But how much of the public health problem can be attributed to such farming practices remains unclear, according to the transcript of a July 11 meeting of the President’s Council of Advisors on Science and Technology (PCAST).
Committee members have declined to discuss the report before its release, which is expected to happen in the next few weeks.
In the transcript, council co-Chairman Eric Lander said there was “clear documentation” that antibiotic-resistant microbes can transfer from farm animals to humans.
“That judicious use [of antibiotics] in agriculture right now is absolutely essential,” Lander said in the transcript. “There may come a point where one will say it’s justified to say no use.”
Governments and public health officials worldwide have begun ramping up efforts to fight so-called “super bugs” microbes that have mutated to be resistant to medically important antibiotics such as cephalosporins, which are used to treat hospital-acquired infections like blood infections and meningitis.
The committee’s report on antibiotic resistance, according to the transcript, is likely to recommend several actions to stay ahead of what Lander described as a “cat-and-mouse game played at this microscopic level between our agents, our therapeutics, and these microbes.”
The actions are expected to include offering government incentives to encourage the development of new antibiotics; setting up a federal inter-agency task force on antibiotic resistance; finding alternatives to human-relevant antibiotics for livestock producers to use to promote animal growth and prevent disease, and increasing the U.S. Food and Drug Administration’s powers to expedite the approval of antibiotics for limited or specialized uses.

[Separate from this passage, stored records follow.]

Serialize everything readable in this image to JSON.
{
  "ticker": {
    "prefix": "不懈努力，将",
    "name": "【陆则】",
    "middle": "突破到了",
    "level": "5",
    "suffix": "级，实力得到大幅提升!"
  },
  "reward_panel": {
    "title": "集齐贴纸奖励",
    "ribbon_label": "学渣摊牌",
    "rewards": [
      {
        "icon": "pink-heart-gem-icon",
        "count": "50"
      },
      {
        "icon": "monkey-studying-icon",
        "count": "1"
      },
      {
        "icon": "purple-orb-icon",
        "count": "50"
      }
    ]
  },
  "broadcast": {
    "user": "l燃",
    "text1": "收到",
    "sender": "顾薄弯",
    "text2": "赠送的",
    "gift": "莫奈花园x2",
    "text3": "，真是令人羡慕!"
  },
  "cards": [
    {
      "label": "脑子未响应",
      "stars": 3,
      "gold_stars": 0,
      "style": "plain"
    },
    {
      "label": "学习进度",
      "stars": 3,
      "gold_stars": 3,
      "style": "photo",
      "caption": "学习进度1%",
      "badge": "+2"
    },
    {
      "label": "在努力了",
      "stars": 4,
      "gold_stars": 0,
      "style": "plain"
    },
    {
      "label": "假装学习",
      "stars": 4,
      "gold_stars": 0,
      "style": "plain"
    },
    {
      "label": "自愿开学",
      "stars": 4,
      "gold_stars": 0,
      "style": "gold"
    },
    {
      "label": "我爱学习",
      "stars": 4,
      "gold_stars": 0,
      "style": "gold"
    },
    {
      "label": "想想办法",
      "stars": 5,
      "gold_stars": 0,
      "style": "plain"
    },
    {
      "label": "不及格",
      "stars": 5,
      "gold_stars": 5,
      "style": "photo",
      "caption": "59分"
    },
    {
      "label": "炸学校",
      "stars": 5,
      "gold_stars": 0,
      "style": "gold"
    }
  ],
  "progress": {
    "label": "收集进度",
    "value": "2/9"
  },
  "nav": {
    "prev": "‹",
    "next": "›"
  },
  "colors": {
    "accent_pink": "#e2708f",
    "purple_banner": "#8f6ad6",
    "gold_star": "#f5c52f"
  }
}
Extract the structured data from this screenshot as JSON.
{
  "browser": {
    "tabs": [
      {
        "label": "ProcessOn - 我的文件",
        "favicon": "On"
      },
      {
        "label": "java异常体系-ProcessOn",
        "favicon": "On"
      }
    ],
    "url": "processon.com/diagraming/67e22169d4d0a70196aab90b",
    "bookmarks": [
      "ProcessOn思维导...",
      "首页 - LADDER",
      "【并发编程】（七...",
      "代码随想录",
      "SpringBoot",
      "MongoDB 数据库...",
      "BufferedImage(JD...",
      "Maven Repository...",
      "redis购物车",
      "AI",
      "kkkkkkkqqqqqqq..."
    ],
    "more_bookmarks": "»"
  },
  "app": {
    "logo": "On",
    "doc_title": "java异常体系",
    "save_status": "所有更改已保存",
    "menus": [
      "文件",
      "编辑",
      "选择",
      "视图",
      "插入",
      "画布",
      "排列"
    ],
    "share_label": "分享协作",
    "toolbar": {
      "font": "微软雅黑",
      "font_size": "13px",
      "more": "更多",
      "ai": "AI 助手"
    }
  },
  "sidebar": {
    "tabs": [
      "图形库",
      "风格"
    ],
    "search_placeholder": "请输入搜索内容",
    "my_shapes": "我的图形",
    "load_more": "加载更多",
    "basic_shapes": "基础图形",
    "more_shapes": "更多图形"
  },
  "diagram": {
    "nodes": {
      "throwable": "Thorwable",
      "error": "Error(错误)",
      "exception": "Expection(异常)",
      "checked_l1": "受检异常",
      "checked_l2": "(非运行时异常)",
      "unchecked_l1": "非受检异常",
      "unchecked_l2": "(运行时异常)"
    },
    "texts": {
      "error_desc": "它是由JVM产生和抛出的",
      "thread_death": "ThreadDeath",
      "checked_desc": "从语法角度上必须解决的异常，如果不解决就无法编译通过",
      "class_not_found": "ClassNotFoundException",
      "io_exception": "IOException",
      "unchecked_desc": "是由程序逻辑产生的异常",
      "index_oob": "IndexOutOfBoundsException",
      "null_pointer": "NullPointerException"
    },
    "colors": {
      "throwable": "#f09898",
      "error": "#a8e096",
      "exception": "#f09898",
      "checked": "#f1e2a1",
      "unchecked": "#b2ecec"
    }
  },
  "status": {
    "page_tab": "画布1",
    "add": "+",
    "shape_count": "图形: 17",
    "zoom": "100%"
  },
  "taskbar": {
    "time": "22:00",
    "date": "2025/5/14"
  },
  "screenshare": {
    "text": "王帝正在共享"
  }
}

In the United States, consumer advocacy groups and some lawmakers have been urging the White House and federal regulators to take a more aggressive stance on how the U.S. livestock industry uses antibiotics and other medications.
U.S. Representative Louise M. Slaughter, a New York Democrat who is the only microbiologist in Congress, sent a letter last week to the president asking for an executive order requiring that all federally purchased meat be raised without antibiotics and calling for the establishment of PCAST’s recommended inter-agency task force, among measures to address the problem.
P.J. Huffstutter writes for Reuters news service in Chicago